◆ **Work to complete**:
Count every line in the data below that includes "rank", and give only the result.

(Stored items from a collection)
-- -- --

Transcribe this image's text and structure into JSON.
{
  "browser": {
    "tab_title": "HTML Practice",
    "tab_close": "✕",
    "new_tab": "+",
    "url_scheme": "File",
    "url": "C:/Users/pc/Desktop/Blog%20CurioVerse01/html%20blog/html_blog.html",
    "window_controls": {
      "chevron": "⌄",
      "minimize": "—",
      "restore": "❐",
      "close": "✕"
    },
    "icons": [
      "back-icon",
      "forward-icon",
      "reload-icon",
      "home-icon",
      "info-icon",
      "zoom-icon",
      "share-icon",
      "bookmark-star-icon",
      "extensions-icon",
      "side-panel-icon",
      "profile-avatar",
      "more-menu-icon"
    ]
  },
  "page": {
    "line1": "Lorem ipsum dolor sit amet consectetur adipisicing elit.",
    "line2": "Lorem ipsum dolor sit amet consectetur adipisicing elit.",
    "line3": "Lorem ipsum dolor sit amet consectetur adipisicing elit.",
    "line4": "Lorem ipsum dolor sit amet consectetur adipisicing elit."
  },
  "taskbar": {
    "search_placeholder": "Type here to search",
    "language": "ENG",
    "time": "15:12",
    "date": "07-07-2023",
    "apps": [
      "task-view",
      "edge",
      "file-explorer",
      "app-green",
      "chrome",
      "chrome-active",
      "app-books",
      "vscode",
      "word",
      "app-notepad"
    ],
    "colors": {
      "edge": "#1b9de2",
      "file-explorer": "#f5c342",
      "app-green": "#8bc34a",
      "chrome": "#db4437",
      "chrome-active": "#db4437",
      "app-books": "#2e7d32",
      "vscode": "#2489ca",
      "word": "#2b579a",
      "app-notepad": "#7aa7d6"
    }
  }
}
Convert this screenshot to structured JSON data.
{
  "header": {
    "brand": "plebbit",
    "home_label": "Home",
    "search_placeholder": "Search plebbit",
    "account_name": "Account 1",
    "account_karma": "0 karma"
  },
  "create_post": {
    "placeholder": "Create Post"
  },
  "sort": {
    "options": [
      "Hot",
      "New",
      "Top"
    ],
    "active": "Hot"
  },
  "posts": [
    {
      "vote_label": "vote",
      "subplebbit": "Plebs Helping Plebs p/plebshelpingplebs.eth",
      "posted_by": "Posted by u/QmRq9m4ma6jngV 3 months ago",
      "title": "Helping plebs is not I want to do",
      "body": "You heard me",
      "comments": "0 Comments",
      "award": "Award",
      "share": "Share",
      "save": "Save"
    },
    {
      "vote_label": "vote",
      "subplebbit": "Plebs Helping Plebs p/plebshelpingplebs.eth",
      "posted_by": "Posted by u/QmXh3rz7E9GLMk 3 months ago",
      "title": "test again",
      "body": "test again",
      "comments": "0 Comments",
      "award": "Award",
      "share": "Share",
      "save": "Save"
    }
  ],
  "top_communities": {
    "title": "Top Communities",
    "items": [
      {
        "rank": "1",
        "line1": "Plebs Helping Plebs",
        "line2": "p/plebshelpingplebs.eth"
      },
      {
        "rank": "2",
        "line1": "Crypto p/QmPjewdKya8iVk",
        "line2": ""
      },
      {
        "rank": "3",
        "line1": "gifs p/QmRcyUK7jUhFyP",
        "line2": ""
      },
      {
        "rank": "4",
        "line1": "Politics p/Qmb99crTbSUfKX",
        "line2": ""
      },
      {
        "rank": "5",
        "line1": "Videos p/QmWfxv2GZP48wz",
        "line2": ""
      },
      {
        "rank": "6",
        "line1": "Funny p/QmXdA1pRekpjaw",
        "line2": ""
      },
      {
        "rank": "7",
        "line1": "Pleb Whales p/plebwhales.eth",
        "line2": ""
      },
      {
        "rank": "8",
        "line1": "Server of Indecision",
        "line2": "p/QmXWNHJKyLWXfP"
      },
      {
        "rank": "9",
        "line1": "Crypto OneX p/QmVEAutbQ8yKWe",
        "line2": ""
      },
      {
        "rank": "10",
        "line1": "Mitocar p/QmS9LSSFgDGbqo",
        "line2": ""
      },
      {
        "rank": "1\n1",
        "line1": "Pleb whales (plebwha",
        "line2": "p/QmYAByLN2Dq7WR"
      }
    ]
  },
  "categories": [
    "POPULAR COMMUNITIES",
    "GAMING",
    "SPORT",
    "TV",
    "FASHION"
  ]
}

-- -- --

◆ **Answer space**:
11